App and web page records
Start of Block

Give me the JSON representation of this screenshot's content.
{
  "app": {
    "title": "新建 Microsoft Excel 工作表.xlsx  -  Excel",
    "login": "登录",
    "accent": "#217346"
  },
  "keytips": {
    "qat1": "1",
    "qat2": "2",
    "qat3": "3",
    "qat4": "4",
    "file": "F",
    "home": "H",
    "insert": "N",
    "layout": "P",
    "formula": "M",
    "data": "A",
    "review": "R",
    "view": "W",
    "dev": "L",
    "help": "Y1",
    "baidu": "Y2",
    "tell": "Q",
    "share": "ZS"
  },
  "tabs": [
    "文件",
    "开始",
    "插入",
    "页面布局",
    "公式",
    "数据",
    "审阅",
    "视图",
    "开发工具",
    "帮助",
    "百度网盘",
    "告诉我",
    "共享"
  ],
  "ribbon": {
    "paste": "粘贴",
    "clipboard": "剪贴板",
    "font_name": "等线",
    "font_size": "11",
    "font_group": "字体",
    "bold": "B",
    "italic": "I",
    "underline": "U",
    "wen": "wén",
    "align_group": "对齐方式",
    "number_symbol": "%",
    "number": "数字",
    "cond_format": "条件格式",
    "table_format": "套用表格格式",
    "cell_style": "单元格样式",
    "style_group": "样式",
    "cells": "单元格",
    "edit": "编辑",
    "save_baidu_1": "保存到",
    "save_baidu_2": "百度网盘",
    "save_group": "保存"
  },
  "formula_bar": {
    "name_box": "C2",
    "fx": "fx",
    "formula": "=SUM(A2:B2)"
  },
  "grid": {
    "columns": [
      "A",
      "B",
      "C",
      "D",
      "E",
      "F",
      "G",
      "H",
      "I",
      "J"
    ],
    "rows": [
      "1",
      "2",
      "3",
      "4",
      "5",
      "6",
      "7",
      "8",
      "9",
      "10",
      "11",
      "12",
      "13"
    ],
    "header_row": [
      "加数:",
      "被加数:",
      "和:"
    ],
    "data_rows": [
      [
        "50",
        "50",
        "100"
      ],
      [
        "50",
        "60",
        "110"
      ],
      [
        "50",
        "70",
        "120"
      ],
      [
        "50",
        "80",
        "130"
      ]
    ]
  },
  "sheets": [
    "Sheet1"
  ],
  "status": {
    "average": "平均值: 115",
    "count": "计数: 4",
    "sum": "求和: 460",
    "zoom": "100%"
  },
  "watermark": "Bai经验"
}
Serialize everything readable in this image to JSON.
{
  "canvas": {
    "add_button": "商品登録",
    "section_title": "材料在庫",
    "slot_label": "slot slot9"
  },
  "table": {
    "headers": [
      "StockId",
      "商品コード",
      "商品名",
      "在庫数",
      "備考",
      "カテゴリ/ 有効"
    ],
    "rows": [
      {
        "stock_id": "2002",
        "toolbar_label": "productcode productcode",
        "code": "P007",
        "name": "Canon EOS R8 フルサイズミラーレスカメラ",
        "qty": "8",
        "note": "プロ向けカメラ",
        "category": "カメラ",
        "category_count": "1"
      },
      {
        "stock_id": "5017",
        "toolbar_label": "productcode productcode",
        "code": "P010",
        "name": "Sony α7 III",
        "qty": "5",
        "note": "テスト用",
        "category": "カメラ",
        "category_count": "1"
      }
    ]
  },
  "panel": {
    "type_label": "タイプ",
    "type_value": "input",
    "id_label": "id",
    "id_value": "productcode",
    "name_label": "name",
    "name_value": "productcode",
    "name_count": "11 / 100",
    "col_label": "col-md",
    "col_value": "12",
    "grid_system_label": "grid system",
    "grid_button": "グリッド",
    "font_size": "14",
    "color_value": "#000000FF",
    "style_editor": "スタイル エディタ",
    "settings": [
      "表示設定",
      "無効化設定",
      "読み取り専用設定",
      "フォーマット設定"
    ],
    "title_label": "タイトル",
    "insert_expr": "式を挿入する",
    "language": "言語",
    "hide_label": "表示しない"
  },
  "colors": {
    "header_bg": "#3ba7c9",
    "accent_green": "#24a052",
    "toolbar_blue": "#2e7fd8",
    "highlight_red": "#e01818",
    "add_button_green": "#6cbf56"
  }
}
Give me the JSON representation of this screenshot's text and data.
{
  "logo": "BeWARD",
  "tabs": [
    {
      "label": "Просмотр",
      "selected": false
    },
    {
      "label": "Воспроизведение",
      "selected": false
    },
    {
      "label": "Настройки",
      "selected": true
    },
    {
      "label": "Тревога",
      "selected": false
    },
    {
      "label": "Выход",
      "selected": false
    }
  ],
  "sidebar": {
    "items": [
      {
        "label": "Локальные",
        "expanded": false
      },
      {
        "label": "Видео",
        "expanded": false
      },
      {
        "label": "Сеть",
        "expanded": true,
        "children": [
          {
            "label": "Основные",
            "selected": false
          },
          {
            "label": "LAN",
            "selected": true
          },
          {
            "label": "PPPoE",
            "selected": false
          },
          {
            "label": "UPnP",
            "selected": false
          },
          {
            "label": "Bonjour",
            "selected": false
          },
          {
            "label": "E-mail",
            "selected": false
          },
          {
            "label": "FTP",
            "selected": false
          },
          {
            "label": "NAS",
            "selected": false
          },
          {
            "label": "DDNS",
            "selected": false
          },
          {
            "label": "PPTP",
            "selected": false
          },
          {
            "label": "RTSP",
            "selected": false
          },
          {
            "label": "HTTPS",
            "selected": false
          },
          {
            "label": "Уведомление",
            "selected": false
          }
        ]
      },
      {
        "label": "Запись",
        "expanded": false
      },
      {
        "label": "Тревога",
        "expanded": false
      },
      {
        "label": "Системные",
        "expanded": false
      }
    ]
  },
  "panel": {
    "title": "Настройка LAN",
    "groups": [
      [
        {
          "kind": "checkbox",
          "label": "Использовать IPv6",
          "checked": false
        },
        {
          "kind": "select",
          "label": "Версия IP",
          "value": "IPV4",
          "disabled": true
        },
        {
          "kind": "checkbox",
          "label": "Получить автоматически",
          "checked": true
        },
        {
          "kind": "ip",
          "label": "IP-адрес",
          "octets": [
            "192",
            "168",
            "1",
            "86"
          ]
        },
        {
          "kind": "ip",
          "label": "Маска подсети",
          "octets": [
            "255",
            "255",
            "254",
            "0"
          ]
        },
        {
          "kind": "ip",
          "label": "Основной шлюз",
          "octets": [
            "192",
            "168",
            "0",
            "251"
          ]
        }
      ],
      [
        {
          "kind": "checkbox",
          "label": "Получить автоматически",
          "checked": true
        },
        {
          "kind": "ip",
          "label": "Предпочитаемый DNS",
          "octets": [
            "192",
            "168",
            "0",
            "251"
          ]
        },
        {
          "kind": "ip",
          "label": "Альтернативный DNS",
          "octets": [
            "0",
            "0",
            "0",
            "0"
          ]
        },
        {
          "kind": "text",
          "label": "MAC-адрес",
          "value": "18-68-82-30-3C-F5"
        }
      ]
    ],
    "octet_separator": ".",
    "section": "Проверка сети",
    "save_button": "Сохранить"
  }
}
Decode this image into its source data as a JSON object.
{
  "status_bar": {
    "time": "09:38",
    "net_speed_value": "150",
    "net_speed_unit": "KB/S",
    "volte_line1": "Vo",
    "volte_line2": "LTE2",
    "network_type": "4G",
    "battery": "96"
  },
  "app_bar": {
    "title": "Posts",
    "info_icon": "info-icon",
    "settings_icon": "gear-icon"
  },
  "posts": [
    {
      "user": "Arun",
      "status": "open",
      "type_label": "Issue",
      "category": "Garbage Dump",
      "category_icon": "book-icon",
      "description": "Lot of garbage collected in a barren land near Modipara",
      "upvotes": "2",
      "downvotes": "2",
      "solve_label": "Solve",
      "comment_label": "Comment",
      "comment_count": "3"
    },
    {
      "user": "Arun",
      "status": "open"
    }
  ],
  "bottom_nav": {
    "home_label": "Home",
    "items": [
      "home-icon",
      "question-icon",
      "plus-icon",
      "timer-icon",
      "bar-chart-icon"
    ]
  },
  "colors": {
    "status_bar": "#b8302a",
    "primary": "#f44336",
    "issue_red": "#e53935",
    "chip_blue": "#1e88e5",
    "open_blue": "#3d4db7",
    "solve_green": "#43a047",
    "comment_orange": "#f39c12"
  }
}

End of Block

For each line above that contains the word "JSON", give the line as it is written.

Give me the JSON representation of this screenshot's content.
Serialize everything readable in this image to JSON.
Give me the JSON representation of this screenshot's text and data.
Decode this image into its source data as a JSON object.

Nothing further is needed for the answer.